Segment Open

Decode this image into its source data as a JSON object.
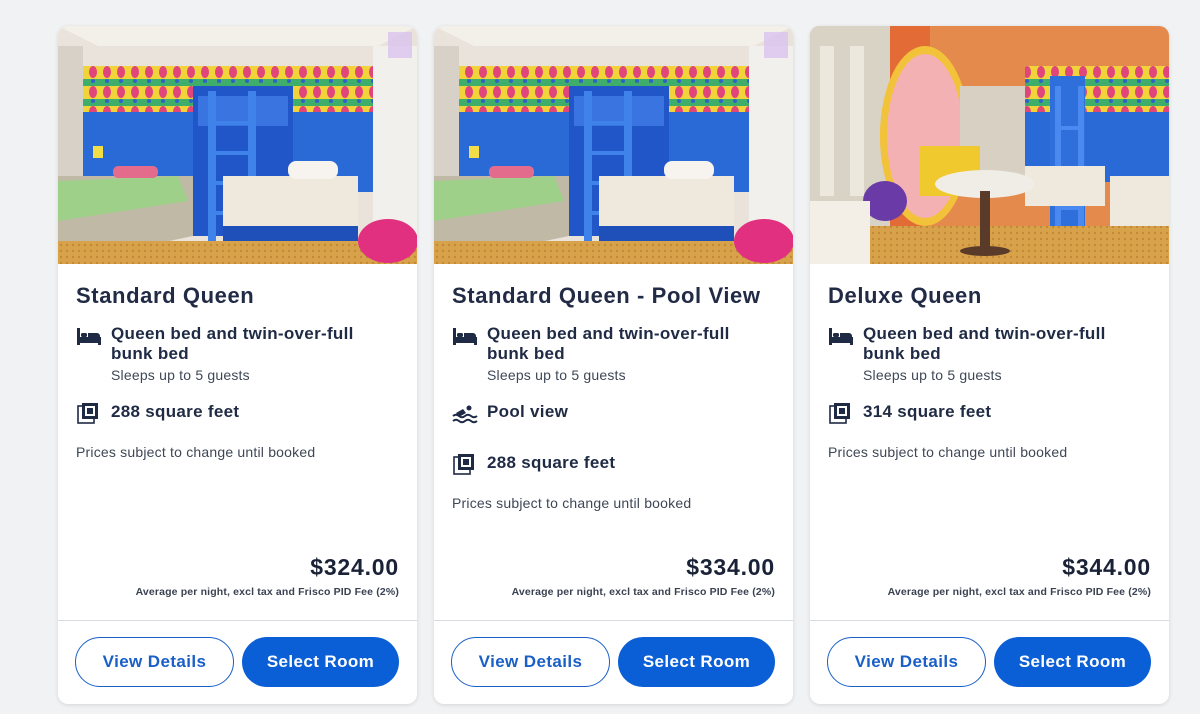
{
  "colors": {
    "accent": "#0b5fd6",
    "outline": "#1a5fc8",
    "text": "#1f2a44"
  },
  "cards": [
    {
      "title": "Standard Queen",
      "bed_text": "Queen bed and twin-over-full bunk bed",
      "sleeps": "Sleeps up to 5 guests",
      "view": "",
      "size": "288 square feet",
      "note": "Prices subject to change until booked",
      "price": "$324.00",
      "price_note": "Average per night, excl tax and Frisco PID Fee (2%)",
      "view_details": "View Details",
      "select_room": "Select Room"
    },
    {
      "title": "Standard Queen - Pool View",
      "bed_text": "Queen bed and twin-over-full bunk bed",
      "sleeps": "Sleeps up to 5 guests",
      "view": "Pool view",
      "size": "288 square feet",
      "note": "Prices subject to change until booked",
      "price": "$334.00",
      "price_note": "Average per night, excl tax and Frisco PID Fee (2%)",
      "view_details": "View Details",
      "select_room": "Select Room"
    },
    {
      "title": "Deluxe Queen",
      "bed_text": "Queen bed and twin-over-full bunk bed",
      "sleeps": "Sleeps up to 5 guests",
      "view": "",
      "size": "314 square feet",
      "note": "Prices subject to change until booked",
      "price": "$344.00",
      "price_note": "Average per night, excl tax and Frisco PID Fee (2%)",
      "view_details": "View Details",
      "select_room": "Select Room"
    }
  ],
  "icons": {
    "bed": "bed-icon",
    "size": "floor-plan-icon",
    "pool": "pool-icon"
  }
}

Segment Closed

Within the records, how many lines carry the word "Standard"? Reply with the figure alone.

2